I use these Place Value Charts as Wall Displays and for Place Value Games.
Children love large numbers. The more digits the more impressed they are! :)
1. Use a calculator and input any two digit number and then constantly double the number until it fills the screen and either gives an error or moves into scientific notation.
2. Listen to the banter that ensues. What are they saying? What teachable moments present themselves?
3. Ask the children to try and read the large numbers. NB - If you laminated these charts you can write on them with water soluble texta and wipe off the numbers when you need to. I place these charts at about eye level so that each day the kids can change the numbers. I have also placed these charts outside my room so that students walking by can start chatting about really big numbers.
NB If you are not keen to write on them, I find using blu-tac to stick numeral cards on works very well. I also get students to change these number each day.
4. Teach the conventions of reading large numbers by introducing the 'Units' family. 'If you can read a three digit number you can read any number.'
(NB there is a field of thought that says we should not refer to the 'Ones Family' as it can lead to confusion between zeros '0' and Ones. Discuss this with your students to see what they think)
5. Introduce the 'Thousands' place value chart. (read the 3 digit number and then the name of the 'family' then move on to the 'Units' chart)

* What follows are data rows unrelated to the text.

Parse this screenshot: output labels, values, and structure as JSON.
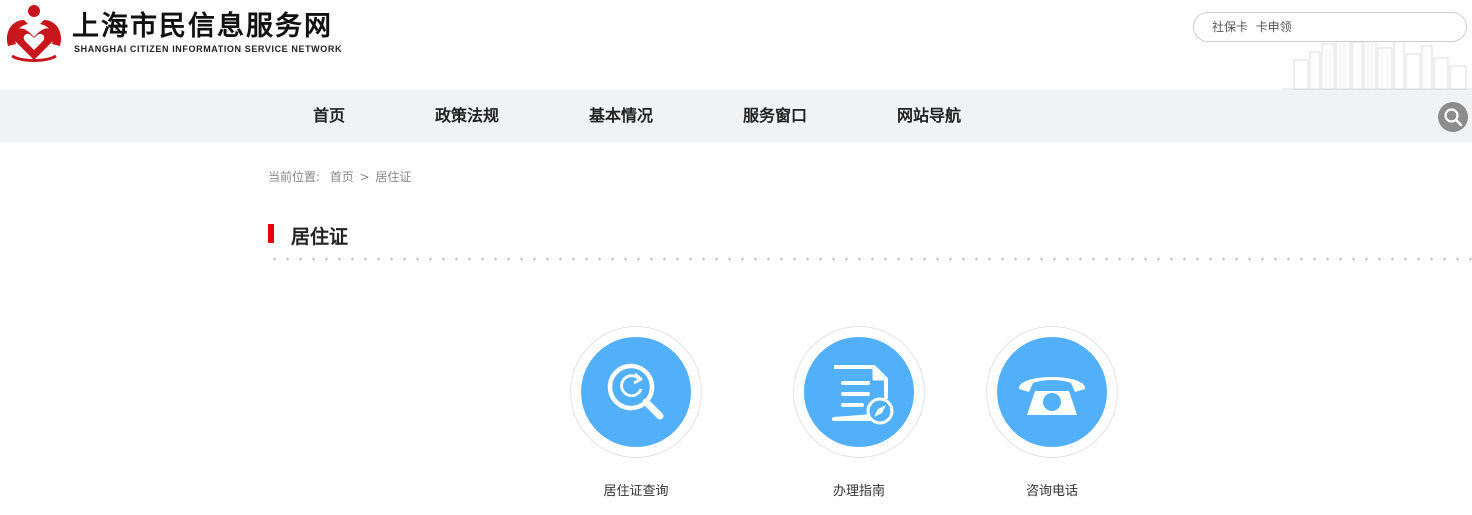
{
  "header": {
    "title": "上海市民信息服务网",
    "subtitle": "SHANGHAI CITIZEN INFORMATION SERVICE NETWORK",
    "logo_icon": "heart-people-logo-icon",
    "brand_color": "#c8161d"
  },
  "nav": {
    "items": [
      {
        "label": "首页"
      },
      {
        "label": "政策法规"
      },
      {
        "label": "基本情况"
      },
      {
        "label": "服务窗口"
      },
      {
        "label": "网站导航"
      }
    ]
  },
  "search": {
    "placeholder": "社保卡  卡申领",
    "icon": "search-icon"
  },
  "breadcrumb": {
    "prefix": "当前位置:",
    "home": "首页",
    "separator": ">",
    "current": "居住证"
  },
  "section": {
    "title": "居住证",
    "accent": "#e60012"
  },
  "services": [
    {
      "label": "居住证查询",
      "icon": "search-refresh-icon"
    },
    {
      "label": "办理指南",
      "icon": "document-compass-icon"
    },
    {
      "label": "咨询电话",
      "icon": "telephone-icon"
    }
  ],
  "colors": {
    "icon_disc": "#52b0fb",
    "nav_bg": "#f1f2f4"
  }
}
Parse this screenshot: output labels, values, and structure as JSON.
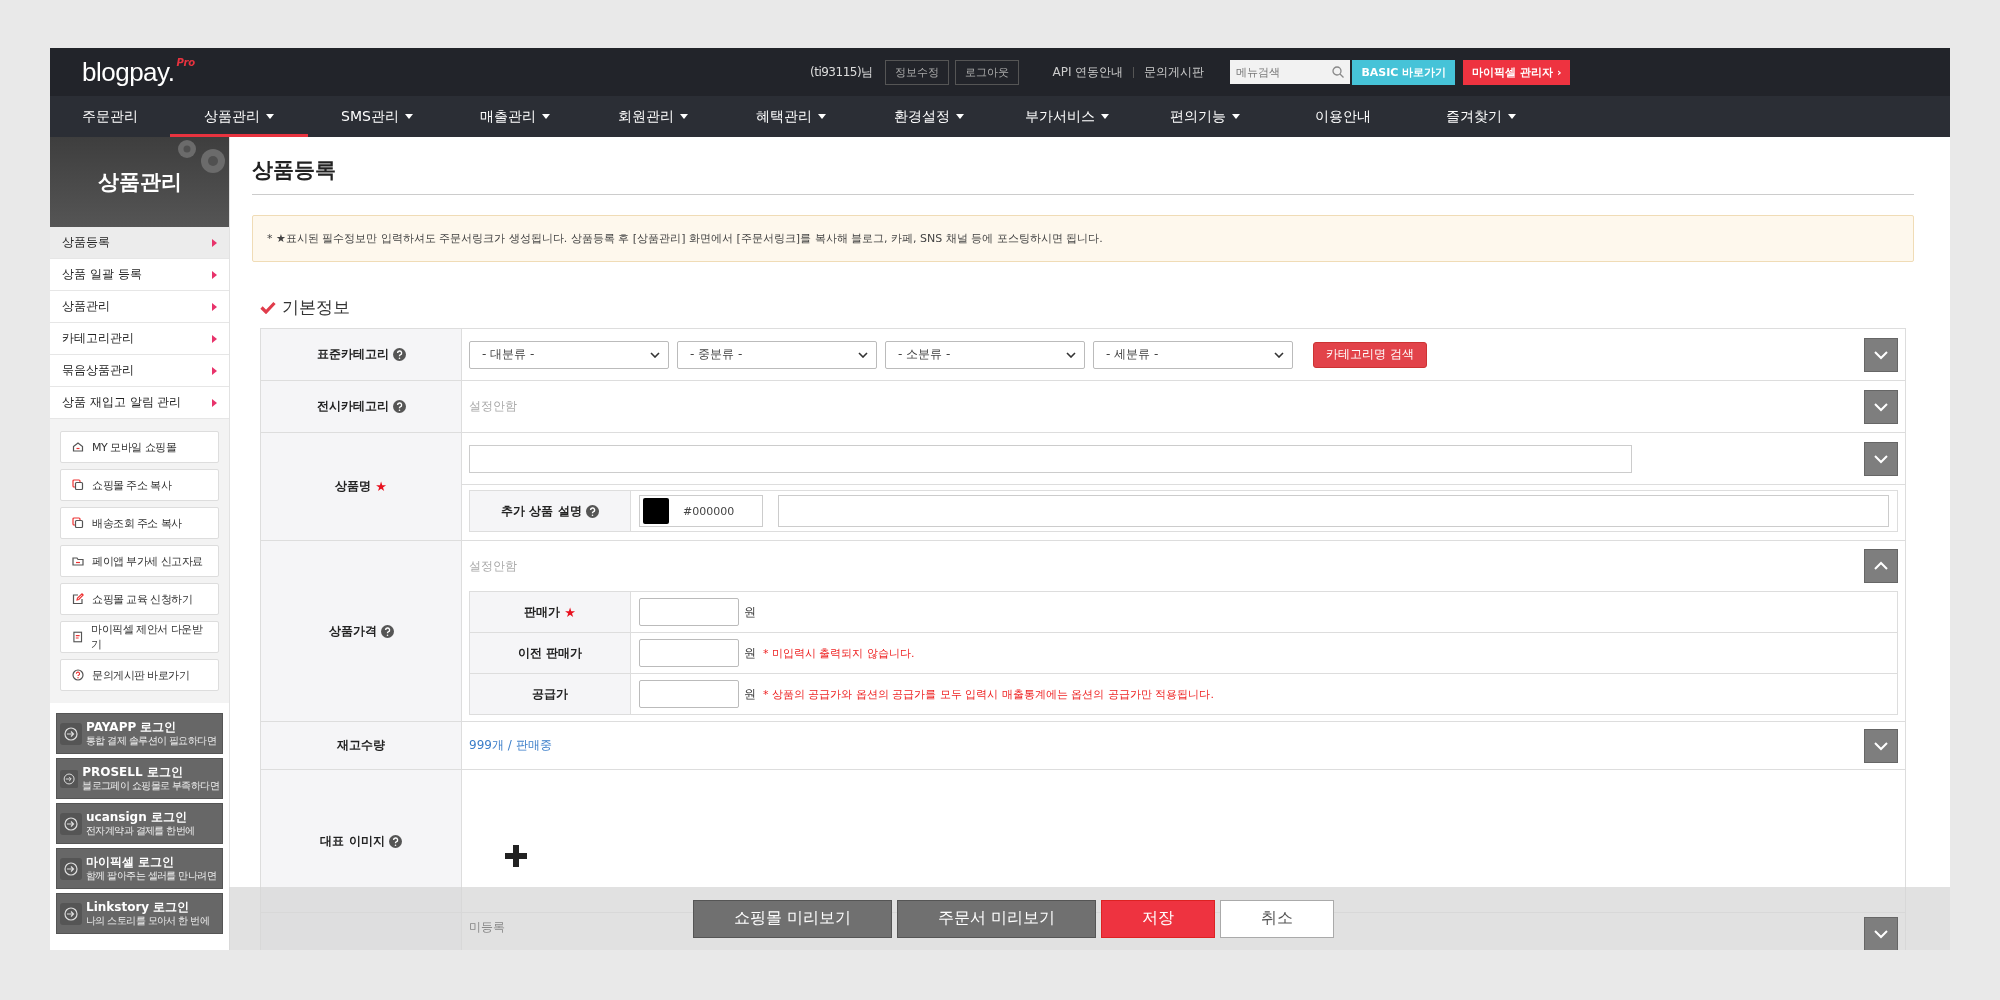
{
  "header": {
    "logo": {
      "main": "blogpay.",
      "badge": "Pro"
    },
    "user": "(ti93115)님",
    "user_buttons": [
      "정보수정",
      "로그아웃"
    ],
    "links": [
      "API 연동안내",
      "문의게시판"
    ],
    "search": {
      "placeholder": "메뉴검색"
    },
    "actions": [
      {
        "label": "BASIC 바로가기",
        "kind": "basic"
      },
      {
        "label": "마이픽셀 관리자 ›",
        "kind": "admin"
      }
    ]
  },
  "nav": [
    {
      "label": "주문관리",
      "dropdown": false,
      "selected": false
    },
    {
      "label": "상품관리",
      "dropdown": true,
      "selected": true
    },
    {
      "label": "SMS관리",
      "dropdown": true,
      "selected": false
    },
    {
      "label": "매출관리",
      "dropdown": true,
      "selected": false
    },
    {
      "label": "회원관리",
      "dropdown": true,
      "selected": false
    },
    {
      "label": "혜택관리",
      "dropdown": true,
      "selected": false
    },
    {
      "label": "환경설정",
      "dropdown": true,
      "selected": false
    },
    {
      "label": "부가서비스",
      "dropdown": true,
      "selected": false
    },
    {
      "label": "편의기능",
      "dropdown": true,
      "selected": false
    },
    {
      "label": "이용안내",
      "dropdown": false,
      "selected": false
    },
    {
      "label": "즐겨찾기",
      "dropdown": true,
      "selected": false
    }
  ],
  "sidebar": {
    "title": "상품관리",
    "items": [
      {
        "label": "상품등록",
        "selected": true
      },
      {
        "label": "상품 일괄 등록",
        "selected": false
      },
      {
        "label": "상품관리",
        "selected": false
      },
      {
        "label": "카테고리관리",
        "selected": false
      },
      {
        "label": "묶음상품관리",
        "selected": false
      },
      {
        "label": "상품 재입고 알림 관리",
        "selected": false
      }
    ],
    "quick_links": [
      "MY 모바일 쇼핑몰",
      "쇼핑몰 주소 복사",
      "배송조회 주소 복사",
      "페이앱 부가세 신고자료",
      "쇼핑몰 교육 신청하기",
      "마이픽셀 제안서 다운받기",
      "문의게시판 바로가기"
    ],
    "logins": [
      {
        "title": "PAYAPP 로그인",
        "subtitle": "통합 결제 솔루션이 필요하다면"
      },
      {
        "title": "PROSELL 로그인",
        "subtitle": "블로그페이 쇼핑몰로 부족하다면"
      },
      {
        "title": "ucansign 로그인",
        "subtitle": "전자계약과 결제를 한번에"
      },
      {
        "title": "마이픽셀 로그인",
        "subtitle": "함께 팔아주는 셀러를 만나려면"
      },
      {
        "title": "Linkstory 로그인",
        "subtitle": "나의 스토리를 모아서 한 번에"
      }
    ]
  },
  "page": {
    "title": "상품등록",
    "notice": "* **★**표시된 필수정보만 입력하셔도 주문서링크가 생성됩니다. 상품등록 후 [상품관리] 화면에서 [주문서링크]를 복사해 블로그, 카페, SNS 채널 등에 포스팅하시면 됩니다.",
    "section": "기본정보",
    "rows": [
      {
        "kind": "selects",
        "label": "표준카테고리",
        "help": true,
        "expanded": false,
        "selects": [
          "- 대분류 -",
          "- 중분류 -",
          "- 소분류 -",
          "- 세분류 -"
        ],
        "button": "카테고리명 검색"
      },
      {
        "kind": "text",
        "label": "전시카테고리",
        "help": true,
        "expanded": false,
        "value": "설정안함"
      },
      {
        "kind": "name",
        "label": "상품명",
        "help": false,
        "required_mark": "★",
        "expanded": false,
        "sub_label": "추가 상품 설명",
        "sub_help": true,
        "color_value": "#000000"
      },
      {
        "kind": "price",
        "label": "상품가격",
        "help": true,
        "expanded": true,
        "value": "설정안함",
        "prices": [
          {
            "label": "판매가",
            "required_mark": "★",
            "unit": "원"
          },
          {
            "label": "이전 판매가",
            "unit": "원",
            "note": "* 미입력시 출력되지 않습니다."
          },
          {
            "label": "공급가",
            "unit": "원",
            "note": "* 상품의 공급가와 옵션의 공급가를 모두 입력시 매출통계에는 옵션의 공급가만 적용됩니다."
          }
        ]
      },
      {
        "kind": "stock",
        "label": "재고수량",
        "help": false,
        "expanded": false,
        "value": "999개 / 판매중"
      },
      {
        "kind": "image",
        "label": "대표 이미지",
        "help": true
      },
      {
        "kind": "text",
        "value": "미등록",
        "expanded": false
      }
    ]
  },
  "action_bar": [
    {
      "label": "쇼핑몰 미리보기",
      "kind": "secondary"
    },
    {
      "label": "주문서 미리보기",
      "kind": "secondary"
    },
    {
      "label": "저장",
      "kind": "primary"
    },
    {
      "label": "취소",
      "kind": "cancel"
    }
  ]
}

- How many years ago was the Great Pyramid of Giza constructed?
- Ask the adults in your home for examples of where they use 'thousands'.
6. Introduce the 'Millions' place value chart. Then read the 3 digit number on the millions chart followed by the family name. Move to the thousands chart and do the same and then move on to the Units chart and do the same.
Once students get the pattern of reading the 3 digit number followed by the family name and then moving on to the next chart they are on their way to being able to read any number.
Two sets of numerals (0-9) are included in the download.
- List the top five most populated cities in the world.
- What is the combined total population of these cities?
- How many rivots in the Eiffel Tower?
- How many cubic centimeters in one cubic metre?
- Estimate how long would it take to count to a million counting at one number a second 24 hours a day?
- Use a calculator to work out how long it would take to count to a million at one number per second.
- List the world's top five money earners for last year from only one of these professions - singers, bands, actors or sportspeople.
- If you made $50 000 a year how long would it take to make some of these amounts?
- If your heart beats about 40 000 000 times a year how many times has your heart beaten up to today? Ok, you might run out of digits on your calculator so try using this Online Heartbeat Calculator.